Jun Shiomitsu leads a double life. His main role is working for Deutsche Asset & Wealth Management’s new think tank, the Global Financial Institute. But twice a year, he heads off to colleges in sub-Saharan Africa, spreading his passion for entrepreneurship to the continent’s best and brightest young people, thirsty for the skills and knowledge to start their own businesses.
He’s lectured in Malawi and Uganda over the past two years at the African Bible Colleges chain, and mentors students on an ongoing basis as they take up the challenge of starting new businesses in Africa. It’s a passion that fits perfectly with Shiomitsu’s Christian beliefs. “It is more blessed to give than to receive,” he points out, quoting from the Bible. “I consider myself very fortunate to be able to have a day job that allows me to give, both financially and educationally.”

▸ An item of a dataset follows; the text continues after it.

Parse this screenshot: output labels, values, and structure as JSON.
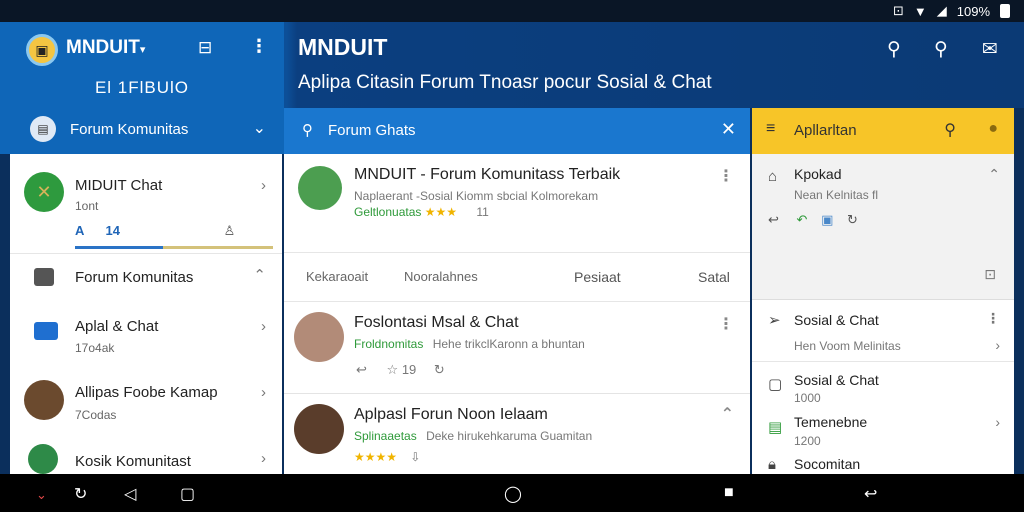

There’s no denying that the region faces huge challenges. But it’s also a young continent, brimming with potential – in fact, Africa has more people under 20 than anywhere else in the world. Shiomitsu, however, is well qualified to light the entrepreneurial spark among Africa’s new generation. He’s a self-made kind of person.
Homeschooled in Japan by his parents during childhood, he then studied theology and Christian liberal arts in Japan under his pastor and uncle, Reverend Ralph Smith, instead of going for a normal undergraduate degree. He spent the next eight years in the world of business and finance, rising to become assistant vice president of the treasury department at Citibank Japan at age 26.

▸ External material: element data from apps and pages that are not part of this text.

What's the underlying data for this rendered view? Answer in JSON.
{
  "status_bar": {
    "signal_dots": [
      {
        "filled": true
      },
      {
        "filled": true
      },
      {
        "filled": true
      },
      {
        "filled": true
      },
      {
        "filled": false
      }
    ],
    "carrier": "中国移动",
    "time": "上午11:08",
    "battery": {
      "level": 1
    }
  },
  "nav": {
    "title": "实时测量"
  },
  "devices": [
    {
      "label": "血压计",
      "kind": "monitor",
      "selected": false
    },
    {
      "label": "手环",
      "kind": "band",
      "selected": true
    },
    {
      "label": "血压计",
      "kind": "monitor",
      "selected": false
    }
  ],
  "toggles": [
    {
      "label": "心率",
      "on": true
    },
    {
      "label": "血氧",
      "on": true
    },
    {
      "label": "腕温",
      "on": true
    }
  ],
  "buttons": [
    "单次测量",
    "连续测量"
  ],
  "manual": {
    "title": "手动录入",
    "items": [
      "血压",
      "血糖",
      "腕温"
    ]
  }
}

He gained his MBA at Cambridge Judge Business School, matriculating in 2010. It was a turning point in his life.
“CJBS made my double life possible,” he says. “I was hired on campus to help start up Deutsche Asset & Wealth Management’s new think tank. My contacts with finance and economics professors – many of whom I had met during my year at CJBS – have been extremely useful. I now manage economic research projects on exciting topics with some of the biggest academic figures from the University of Cambridge, London School of Economics, University of St. Andrews, UC Berkeley and others. The Global Financial Institute’s research is now frequently published in media outlets around the globe.”
The MBA boosted Shiomitsu’s income, allowing him to sponsor more African projects. He also sponsors teams of lecturers who travel and teach in Africa, and has also secured sponsorship from Deutsche Asset & Wealth Management.

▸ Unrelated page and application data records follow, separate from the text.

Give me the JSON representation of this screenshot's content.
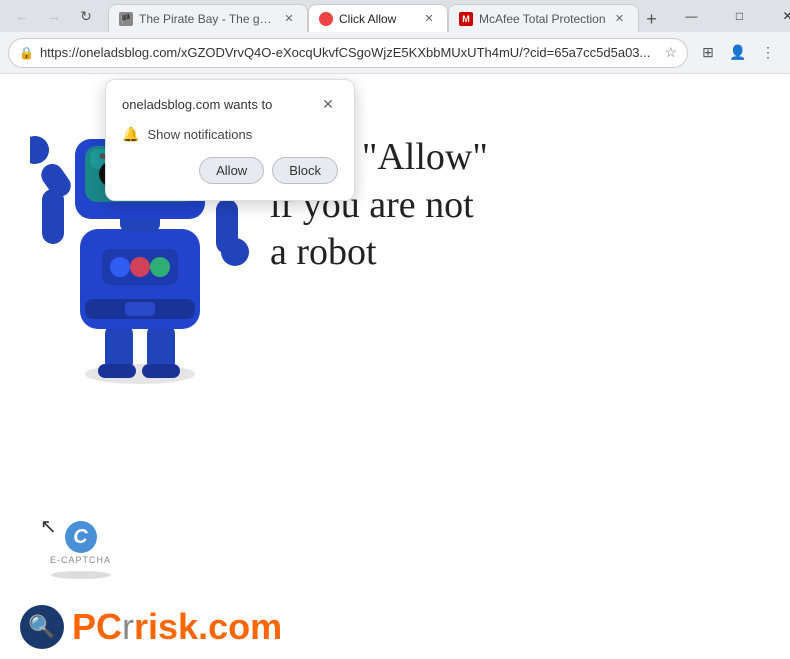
{
  "titlebar": {
    "back_btn": "←",
    "forward_btn": "→",
    "refresh_btn": "↻"
  },
  "tabs": [
    {
      "id": "tab-piratebay",
      "title": "The Pirate Bay - The galaxy's m...",
      "favicon_color": "#888",
      "active": false
    },
    {
      "id": "tab-clickallow",
      "title": "Click Allow",
      "favicon_color": "#e44",
      "active": true
    },
    {
      "id": "tab-mcafee",
      "title": "McAfee Total Protection",
      "favicon_color": "#c00",
      "active": false
    }
  ],
  "addressbar": {
    "url": "https://oneladsblog.com/xGZODVrvQ4O-eXocqUkvfCSgoWjzE5KXbbMUxUTh4mU/?cid=65a7cc5d5a03...",
    "lock_icon": "🔒"
  },
  "win_controls": {
    "minimize": "—",
    "maximize": "□",
    "close": "✕"
  },
  "notification_popup": {
    "title": "oneladsblog.com wants to",
    "close_btn": "✕",
    "notification_label": "Show notifications",
    "allow_btn": "Allow",
    "block_btn": "Block"
  },
  "page": {
    "main_text_line1": "Click \"Allow\"",
    "main_text_line2": "if you are not",
    "main_text_line3": "a robot",
    "ecaptcha_label": "E-CAPTCHA"
  },
  "pcrisk": {
    "text_gray": "PC",
    "text_orange": "risk.com"
  }
}
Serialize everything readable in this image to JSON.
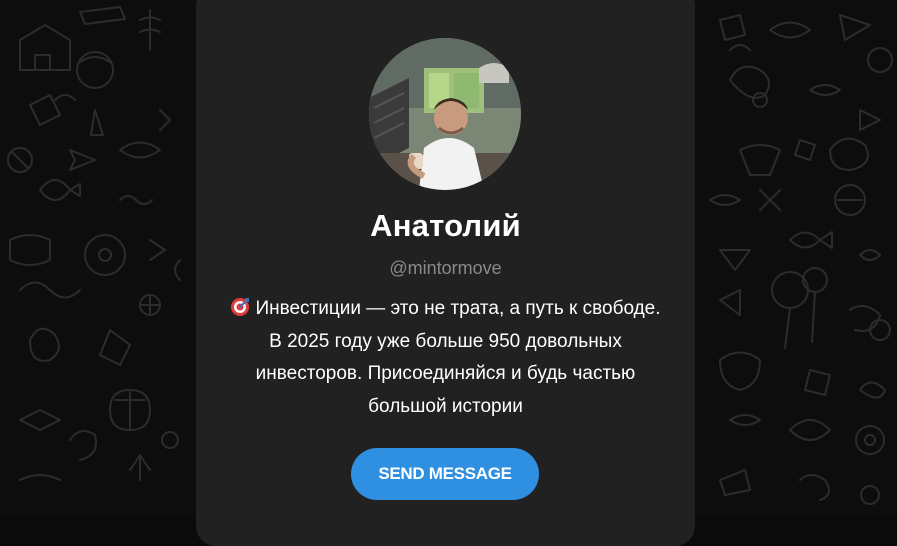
{
  "profile": {
    "name": "Анатолий",
    "username": "@mintormove",
    "bio_lines": [
      "Инвестиции — это не трата, а путь к свободе.",
      "В 2025 году уже больше 950 довольных",
      "инвесторов. Присоединяйся и будь частью",
      "большой истории"
    ],
    "bio_emoji_icon": "direct-hit-target-icon"
  },
  "actions": {
    "send_message_label": "SEND MESSAGE"
  },
  "colors": {
    "page_background": "#0d0d0d",
    "card_background": "#212121",
    "accent_button": "#2f8fe0",
    "username_text": "#8a8a8a"
  }
}
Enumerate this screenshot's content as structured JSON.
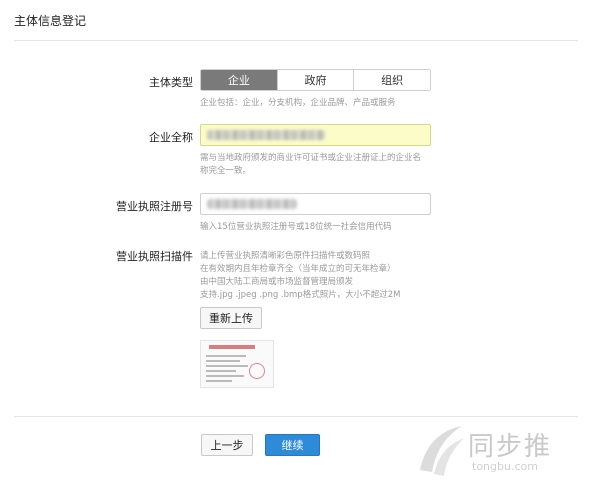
{
  "header": {
    "title": "主体信息登记"
  },
  "subject_type": {
    "label": "主体类型",
    "options": [
      "企业",
      "政府",
      "组织"
    ],
    "selected": "企业",
    "hint": "企业包括：企业，分支机构，企业品牌、产品或服务"
  },
  "company_name": {
    "label": "企业全称",
    "value": "",
    "hint_line1": "需与当地政府颁发的商业许可证书或企业注册证上的企业名",
    "hint_line2": "称完全一致。"
  },
  "license_number": {
    "label": "营业执照注册号",
    "value": "",
    "hint": "输入15位营业执照注册号或18位统一社会信用代码"
  },
  "license_scan": {
    "label": "营业执照扫描件",
    "hint_line1": "请上传营业执照清晰彩色原件扫描件或数码照",
    "hint_line2": "在有效期内且年检章齐全（当年成立的可无年检章）",
    "hint_line3": "由中国大陆工商局或市场监督管理局颁发",
    "hint_line4": "支持.jpg .jpeg .png .bmp格式照片，大小不超过2M",
    "reupload_label": "重新上传"
  },
  "footer": {
    "prev_label": "上一步",
    "next_label": "继续"
  },
  "watermark": {
    "brand": "同步推",
    "url": "tongbu.com"
  },
  "colors": {
    "primary": "#2d8bd8",
    "segment_active": "#7a7a7a",
    "highlight_input": "#fbfcc8"
  }
}
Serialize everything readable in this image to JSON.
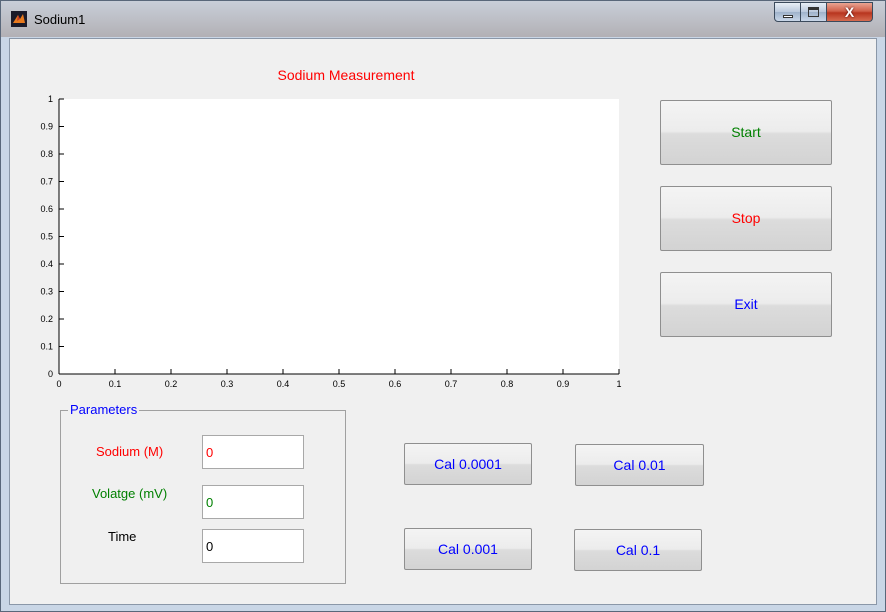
{
  "window": {
    "title": "Sodium1",
    "close_glyph": "X",
    "icons": [
      "matlab-icon",
      "minimize-icon",
      "maximize-icon",
      "close-icon"
    ]
  },
  "plot": {
    "title": "Sodium Measurement",
    "title_color": "#ff0000"
  },
  "chart_data": {
    "type": "line",
    "title": "Sodium Measurement",
    "xlabel": "",
    "ylabel": "",
    "xlim": [
      0,
      1
    ],
    "ylim": [
      0,
      1
    ],
    "x_ticks": [
      "0",
      "0.1",
      "0.2",
      "0.3",
      "0.4",
      "0.5",
      "0.6",
      "0.7",
      "0.8",
      "0.9",
      "1"
    ],
    "y_ticks": [
      "0",
      "0.1",
      "0.2",
      "0.3",
      "0.4",
      "0.5",
      "0.6",
      "0.7",
      "0.8",
      "0.9",
      "1"
    ],
    "grid": false,
    "series": []
  },
  "buttons": {
    "start": {
      "label": "Start",
      "color": "#008000"
    },
    "stop": {
      "label": "Stop",
      "color": "#ff0000"
    },
    "exit": {
      "label": "Exit",
      "color": "#0000ff"
    },
    "cal_0001": {
      "label": "Cal 0.0001",
      "color": "#0000ff"
    },
    "cal_001": {
      "label": "Cal 0.01",
      "color": "#0000ff"
    },
    "cal_0_001": {
      "label": "Cal 0.001",
      "color": "#0000ff"
    },
    "cal_01": {
      "label": "Cal 0.1",
      "color": "#0000ff"
    }
  },
  "parameters": {
    "title": "Parameters",
    "sodium": {
      "label": "Sodium (M)",
      "value": "0",
      "color": "#ff0000"
    },
    "voltage": {
      "label": "Volatge (mV)",
      "value": "0",
      "color": "#008000"
    },
    "time": {
      "label": "Time",
      "value": "0",
      "color": "#000000"
    }
  }
}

But there’s also been a much less tangible outcome. “Much of the knowledge and material behind my lectures in Africa were created from my notes from classes at Cambridge Judge Business School,” Shiomitsu points out. “Just as importantly, I would never have connected with Africa had I not met Dr O. Palmer Robertson, a renowned theologian and the principal of African Bible College Uganda, in Cambridge. The range of people you get to meet in Cambridge is simply incredible.”
The future is looking exciting: he has recently been approached by an African university that wants to start a business incubator in Africa, which will teach, mentor and fund entrepreneurial talent.
“I’m looking forward to my academic projects in Africa growing in scale and scope to become more permanent and to benefit an increasingly larger number of people,” he says. “My life after the MBA has been incredible, bringing three major aspects of my life together into one truly global lifestyle: my expertise in financial services, my passion for social entrepreneurship in developing countries and, most importantly, my Christian upbringing and theological education.”
Jun is interested in hearing from…
…people who, like me, feel driven to teach and fund young African men and women who are eager to learn and to launch their own businesses.